Now, Dave Winfield of the New York Yankees, a man with a $23 million contract and an opinion of himself to match, is finding out.

This afternoon, when Winfield got a meaningless fifth-inning single to left, it snapped a slump of zero for 16 in this Yankee-Dodger Series and also ended a zero for 22 postseason collapse by the highest paid player in baseball.

Winfield's response -- an odd one, since it can't possibly be genuine -- is to make light of the whole thing as though such a great and confident athlete could never be affected by such a trivial matter.

When Winfield got his hit today, he motioned a half-dozen times to various disbelieving Dodgers and umpires to throw him the ball, please, so he could keep it as a sort of sarcastic big-joke-on-myself souvenir. Finally, the ball was tossed to him and Winfield relayed it to the Yankee dugout.


After this game, a man could hardly have been more ill at ease, more false while trying to appear utterly cool, than Winfield who, among athletes, is supremely concerned with preserving face. "I'm not the story. There's no story here," he said, as though the highest paid player in history having three RBI in 55 postseason at bats were not news in the playpen of sport.

"No, I didn't save the ball," Winfield said. "Some guys were kidding me before that at bat about batting .000, so I said, 'When I get a hit, I'll ask for the ball.' So, when I did get a hit, I asked for it. I was just trying to lighten things up a little."

A wise thought. However, there is no World Series precedent for things ever to "lighten up a little." They always get heavier.

On Saturday, Yankee owner George Steinbrenner said, "Winfield is oh for 20, but we can't bench everybody even if we'd like to."

Winfield's response was hardly in accord with his usual icy facade. "I don't know and I don't care what George said. If you don't think I'm trying, then replace me. I'm gonna be here next year no matter what George says, so let him talk.

"When you aren't hitting, they say you're playing bad, that you're pressing. Well, if I relaxed any more, I'd be falling asleep."

No athlete prospers in a cocoon of illusion. Winfield is pressing, no question. The characteristic hitch in his swing -- a trademark as well as a flaw -- is now so pronounced that Charlie Lau, the team's hitting coach, has entered the picture.

"This isn't the time to work on a player's basic mechanics, like Dave's hitch," Lau said. "He's always had it to one degree or another. We're trying to adjust his footwork so that he can get his swing started earlier."
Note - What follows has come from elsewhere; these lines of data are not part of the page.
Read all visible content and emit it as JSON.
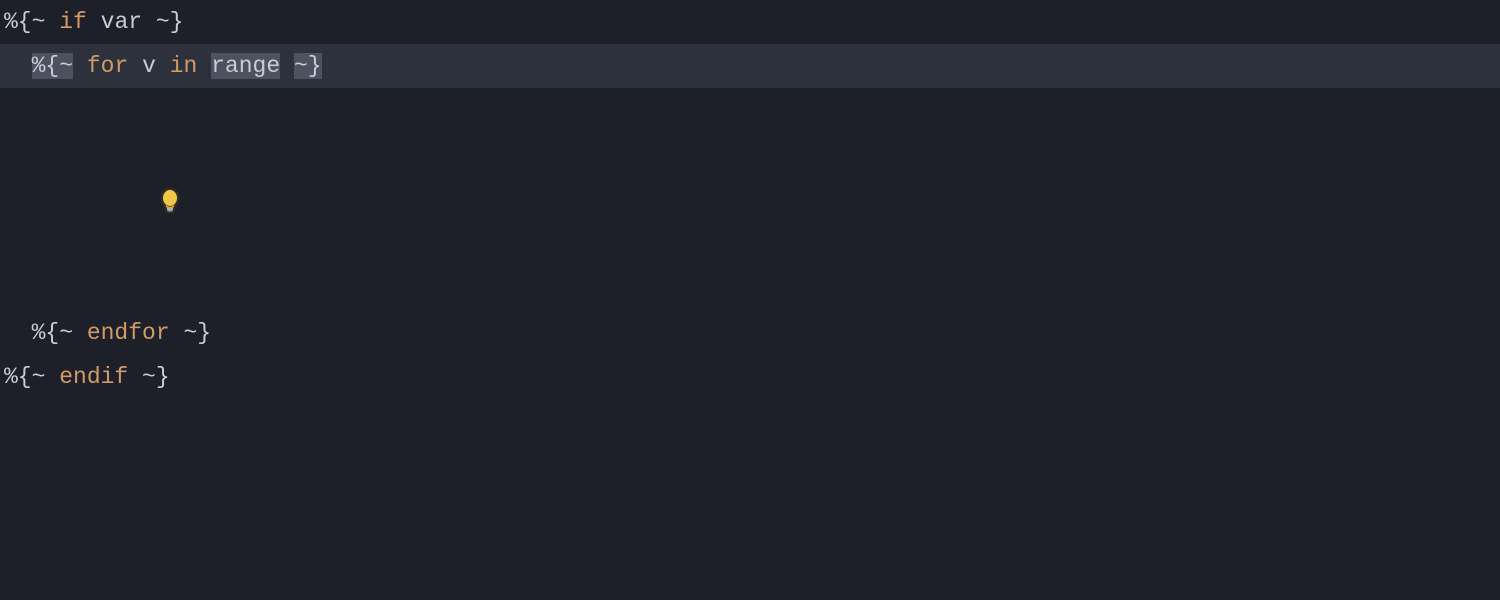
{
  "editor": {
    "lines": {
      "l1": {
        "open": "%{~ ",
        "kw": "if",
        "sp1": " ",
        "arg": "var",
        "close": " ~}"
      },
      "l2": {
        "indent": "  ",
        "open": "%{~",
        "sp0": " ",
        "kw": "for",
        "sp1": " ",
        "v": "v",
        "sp2": " ",
        "in": "in",
        "sp3": " ",
        "range": "range",
        "sp4": " ",
        "close": "~}"
      },
      "l4": {
        "indent": "  ",
        "open": "%{~ ",
        "kw": "endfor",
        "close": " ~}"
      },
      "l5": {
        "open": "%{~ ",
        "kw": "endif",
        "close": " ~}"
      }
    }
  },
  "icons": {
    "lightbulb": "lightbulb-icon"
  }
}
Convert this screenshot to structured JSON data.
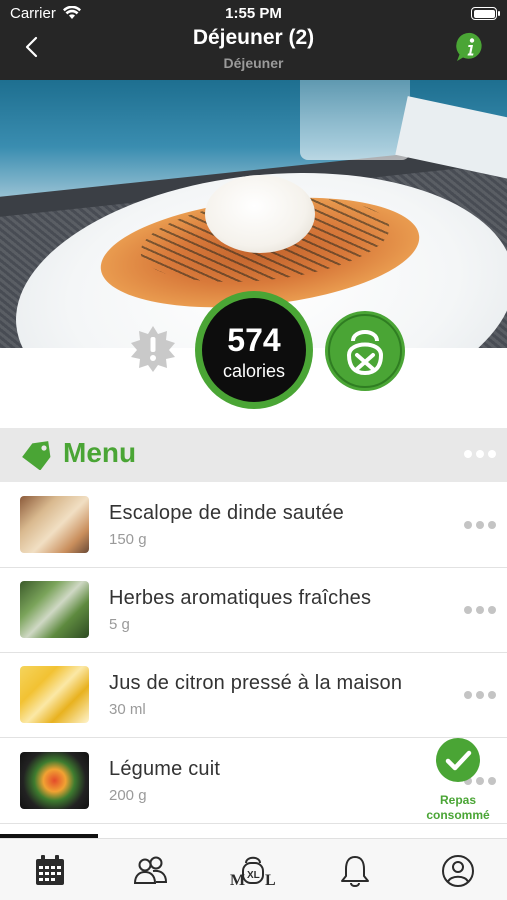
{
  "status_bar": {
    "carrier": "Carrier",
    "time": "1:55 PM"
  },
  "nav": {
    "title": "Déjeuner (2)",
    "subtitle": "Déjeuner",
    "back_icon": "chevron-left-icon",
    "info_icon": "info-bubble-icon"
  },
  "summary": {
    "calories_value": "574",
    "calories_label": "calories",
    "warning_icon": "warning-badge-icon",
    "activity_icon": "kettlebell-cross-icon"
  },
  "menu": {
    "title": "Menu",
    "tag_icon": "tag-icon",
    "items": [
      {
        "name": "Escalope de dinde sautée",
        "quantity": "150 g",
        "thumb": "turkey-escalope-photo"
      },
      {
        "name": "Herbes aromatiques fraîches",
        "quantity": "5 g",
        "thumb": "fresh-herbs-photo"
      },
      {
        "name": "Jus de citron pressé à la maison",
        "quantity": "30 ml",
        "thumb": "lemon-juice-photo"
      },
      {
        "name": "Légume cuit",
        "quantity": "200 g",
        "thumb": "cooked-vegetables-photo"
      }
    ]
  },
  "consumed": {
    "label_line1": "Repas",
    "label_line2": "consommé",
    "icon": "check-circle-icon"
  },
  "tab_bar": {
    "items": [
      "calendar-icon",
      "community-icon",
      "mxl-kettlebell-icon",
      "bell-icon",
      "profile-icon"
    ]
  },
  "colors": {
    "accent_green": "#4aa535",
    "nav_background": "#262626",
    "menu_header_background": "#e8e8e8"
  }
}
In other words, the exaggerated hitch isn't going away soon. Major batting cage surgery is out of the question in mid-Series. So, a little jury-rigging, and a little prayer, is in order.